Launched in the USA and Japan in 2010, it was brought to Australia in 2011 for a trial and released to the general public in 2012.
Coming onto the Australian market only months after the release of the Mitsubishi i MiEV, and being only a few thousand dollars dearer while having an extra seat and many features not found on the Mitsubishi, buyers quickly bought Leafs instead of the i MiEV. Mitsubishi ceased importing the i MiEV shortly afterwards while Leaf sales continued steadily, helped by a drop in price from over $50,000 to less than $40,000.
Torque ; 280 Nm
Battery size; 24 kWh
Quoted range; 160 km
ANCAP rating; 5 stars.
I have driven a Leaf back to back with the i MiEV, and I loved it. I would have bought a Leaf instead of the i MiEV, except that I got a great deal on a demo i MiEV that the Nissan dealer couldn’t match…

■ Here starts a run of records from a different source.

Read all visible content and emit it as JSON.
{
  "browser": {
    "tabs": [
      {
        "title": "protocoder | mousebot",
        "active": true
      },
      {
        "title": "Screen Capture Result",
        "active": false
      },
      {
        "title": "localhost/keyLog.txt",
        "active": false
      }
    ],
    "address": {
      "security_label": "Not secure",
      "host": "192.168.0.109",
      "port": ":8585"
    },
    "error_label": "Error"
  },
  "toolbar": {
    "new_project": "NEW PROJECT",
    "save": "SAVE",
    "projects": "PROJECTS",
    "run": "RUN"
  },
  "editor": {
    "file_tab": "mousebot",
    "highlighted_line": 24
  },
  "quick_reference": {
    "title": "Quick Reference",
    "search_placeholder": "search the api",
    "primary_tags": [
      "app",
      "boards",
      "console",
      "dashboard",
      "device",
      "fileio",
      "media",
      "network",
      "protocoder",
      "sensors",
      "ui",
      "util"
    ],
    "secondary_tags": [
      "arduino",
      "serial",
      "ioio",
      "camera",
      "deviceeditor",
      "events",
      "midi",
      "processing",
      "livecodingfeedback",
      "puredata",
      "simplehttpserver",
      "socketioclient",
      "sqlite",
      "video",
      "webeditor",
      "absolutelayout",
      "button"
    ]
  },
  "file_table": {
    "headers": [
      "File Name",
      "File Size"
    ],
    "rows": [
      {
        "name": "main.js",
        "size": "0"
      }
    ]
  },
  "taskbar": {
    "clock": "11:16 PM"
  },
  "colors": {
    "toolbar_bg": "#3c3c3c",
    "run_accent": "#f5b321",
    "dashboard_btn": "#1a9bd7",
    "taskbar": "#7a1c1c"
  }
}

The Leaf is bigger than the Mitsubishi, a full 5 seater around the same size as a Corolla. It is front wheel drive.
Performance is good, easily keeping up with any normal 4 cylinder cars on the road and giving many V6s a run for their money.
The Leaf uses a 3 phase permanent magnet AC motor containing neodymium boron rare earth magnets which makes it compact for the power available. This is coupled to a single speed reduction gear with a 7.9:1 ratio in place of a conventional transmission.
Leaf comes with features like cruise control, full auto climate control, LED headlights, and a smartphone app that will let you preheat the car from inside the house while plugged in to the charger…
Here in Australia we are still getting the 2012 model Leaf. Nissan imported a large batch of them and still have unsold stocks, so we have not received the updates that overseas customers have. Nissan have said they will not import any more until all current stocks are sold, and in fact the Ocean Blue colour is now listed as not available as stocks in that colour have sold out…
Overseas Leafs have had several upgrades. The heaters have been changed from an “electric kettle” type to a much more efficient reverse cycle heat pump. After a number of Leafs suffered heat related battery failure in Nevada and Arizona, new cells of revised chemistry were installed which are far more heat stable, the “Lizard” cells. Finally, the cells were upgraded again to fit a 30 kWh pack in the same space as previously a 24 kWh pack was fitted.
An all new Leaf is under development and expected to be released sometime in 2017, and this will have a much larger battery pack (rumoured to be 60 kWh) to bring it into the new “200 mile” class of EVs alongside the Chevy Bolt, Tesla 3 and others. This is a doubling of the current Leaf range of 160km or 100 miles. Nissan Australia have said that we will probably be getting the all new Leaf here.